Still, it's significantly below the Obama administration's deportations at their peak; in fiscal year 2012, 409,849 were deported.
And while the Trump White House says those who are being deported are individuals with a criminal history, it has broadened the definition of what makes a criminal. The administration said 92 percent of those deported in fiscal year 2017 had a criminal history, but that includes those who have been charged — but not convicted — as well as those found with a past deportation order.
Trump's immigration policies consider anyone who crosses the border illegally (a misdemeanor offense), who has been charged with a crime, or even an individual believed by authorities to have broken the law — even if they have not been charged with any crime — worth targeting.
"You can't want to be part of this country and not respect its laws," former ICE acting director Thomas Homan told Fox News recently, in which he stressed a criminal history of the majority of deported immigrants. "ICE protects your communities and we're going to do it without apology."
Has the agency changed under Trump?
When Trump took office, he signed a series of executive orders on immigration; one called for ICE to hire 10,000 more agents to identify and deport more undocumented immigrants. Congress has so far declined to fund that plan.
Trump also sought far more aggressive immigration enforcement than ICE had done in the past, eliminating the policy of prioritizing only dangerous criminals for deportation that President Barack Obama pushed in the final years of his administration. Under Trump, any undocumented immigrant who crossed the border illegally or used a fake Social Security number in order to a get a job can be targeted for deportation.
Johnson said the president's rhetoric has encouraged agents to enforce the law "to the hilt."

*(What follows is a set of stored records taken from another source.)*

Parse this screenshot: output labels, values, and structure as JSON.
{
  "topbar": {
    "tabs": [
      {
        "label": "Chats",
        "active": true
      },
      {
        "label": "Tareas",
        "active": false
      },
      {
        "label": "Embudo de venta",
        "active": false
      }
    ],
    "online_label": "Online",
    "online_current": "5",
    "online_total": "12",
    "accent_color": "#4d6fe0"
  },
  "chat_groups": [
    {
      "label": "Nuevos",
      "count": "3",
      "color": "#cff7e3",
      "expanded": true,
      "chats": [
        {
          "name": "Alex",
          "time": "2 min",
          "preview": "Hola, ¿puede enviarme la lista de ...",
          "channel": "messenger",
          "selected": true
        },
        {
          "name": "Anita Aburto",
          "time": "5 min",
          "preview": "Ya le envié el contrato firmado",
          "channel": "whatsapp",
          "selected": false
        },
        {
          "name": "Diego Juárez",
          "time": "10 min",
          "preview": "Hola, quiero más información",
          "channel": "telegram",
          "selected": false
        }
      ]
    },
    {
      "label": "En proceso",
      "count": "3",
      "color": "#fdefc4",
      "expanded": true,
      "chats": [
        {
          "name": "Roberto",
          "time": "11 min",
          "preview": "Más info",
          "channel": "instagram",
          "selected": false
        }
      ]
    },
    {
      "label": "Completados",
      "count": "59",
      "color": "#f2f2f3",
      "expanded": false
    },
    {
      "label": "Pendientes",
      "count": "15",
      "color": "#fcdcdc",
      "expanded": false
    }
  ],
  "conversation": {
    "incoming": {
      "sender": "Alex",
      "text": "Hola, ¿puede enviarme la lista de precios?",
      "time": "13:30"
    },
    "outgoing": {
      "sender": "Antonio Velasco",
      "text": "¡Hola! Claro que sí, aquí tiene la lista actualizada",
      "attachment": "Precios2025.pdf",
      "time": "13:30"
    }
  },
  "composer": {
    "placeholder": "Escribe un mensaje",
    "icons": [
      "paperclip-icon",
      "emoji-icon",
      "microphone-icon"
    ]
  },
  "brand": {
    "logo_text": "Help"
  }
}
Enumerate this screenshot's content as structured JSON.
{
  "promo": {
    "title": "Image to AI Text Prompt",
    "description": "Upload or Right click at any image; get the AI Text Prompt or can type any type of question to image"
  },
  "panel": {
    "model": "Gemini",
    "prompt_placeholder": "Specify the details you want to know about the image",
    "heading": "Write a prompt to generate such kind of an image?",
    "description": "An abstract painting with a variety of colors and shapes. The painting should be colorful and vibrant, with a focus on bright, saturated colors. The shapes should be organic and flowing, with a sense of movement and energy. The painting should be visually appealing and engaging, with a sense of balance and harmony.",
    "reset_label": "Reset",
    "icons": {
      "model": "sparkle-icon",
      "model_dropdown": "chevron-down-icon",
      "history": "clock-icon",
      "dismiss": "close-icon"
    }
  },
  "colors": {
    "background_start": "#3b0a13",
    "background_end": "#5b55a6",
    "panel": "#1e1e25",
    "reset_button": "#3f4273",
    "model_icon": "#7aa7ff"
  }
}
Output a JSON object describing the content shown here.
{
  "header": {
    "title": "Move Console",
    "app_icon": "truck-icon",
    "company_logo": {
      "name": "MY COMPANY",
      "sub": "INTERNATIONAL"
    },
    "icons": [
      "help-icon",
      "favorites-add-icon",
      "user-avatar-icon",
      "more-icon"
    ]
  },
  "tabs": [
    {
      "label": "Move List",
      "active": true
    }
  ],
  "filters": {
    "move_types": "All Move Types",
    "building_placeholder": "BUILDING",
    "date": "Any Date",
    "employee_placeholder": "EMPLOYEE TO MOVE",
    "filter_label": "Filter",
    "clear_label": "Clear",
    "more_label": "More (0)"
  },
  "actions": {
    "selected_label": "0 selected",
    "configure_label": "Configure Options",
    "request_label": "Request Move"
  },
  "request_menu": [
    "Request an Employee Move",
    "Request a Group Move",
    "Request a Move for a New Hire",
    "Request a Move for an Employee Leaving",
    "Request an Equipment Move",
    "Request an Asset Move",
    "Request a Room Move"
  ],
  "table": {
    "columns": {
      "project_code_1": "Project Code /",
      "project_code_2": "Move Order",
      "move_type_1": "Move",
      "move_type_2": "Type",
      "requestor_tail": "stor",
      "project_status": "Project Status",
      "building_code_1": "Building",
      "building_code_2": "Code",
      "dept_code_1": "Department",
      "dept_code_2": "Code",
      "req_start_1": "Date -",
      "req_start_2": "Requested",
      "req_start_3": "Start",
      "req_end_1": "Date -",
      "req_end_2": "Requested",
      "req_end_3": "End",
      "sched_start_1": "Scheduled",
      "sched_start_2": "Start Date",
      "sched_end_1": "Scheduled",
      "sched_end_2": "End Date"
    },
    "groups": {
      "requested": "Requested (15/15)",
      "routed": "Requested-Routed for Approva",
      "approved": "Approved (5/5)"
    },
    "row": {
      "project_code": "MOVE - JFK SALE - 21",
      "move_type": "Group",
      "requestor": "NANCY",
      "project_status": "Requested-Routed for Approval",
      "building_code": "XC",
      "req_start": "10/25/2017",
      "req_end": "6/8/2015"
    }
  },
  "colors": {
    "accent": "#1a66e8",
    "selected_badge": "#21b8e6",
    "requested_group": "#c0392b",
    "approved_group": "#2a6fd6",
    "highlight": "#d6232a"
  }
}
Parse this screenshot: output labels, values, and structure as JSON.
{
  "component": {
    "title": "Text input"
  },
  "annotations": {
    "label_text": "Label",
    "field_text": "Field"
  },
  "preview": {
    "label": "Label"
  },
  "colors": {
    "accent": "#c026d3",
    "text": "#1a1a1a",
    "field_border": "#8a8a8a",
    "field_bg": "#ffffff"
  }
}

"We've seen a new enthusiasm and aggressiveness and a public persona that had not previously been seen," Johnson told NBC News. "Certainly under President Trump, it is the deportation arm of the U.S. government."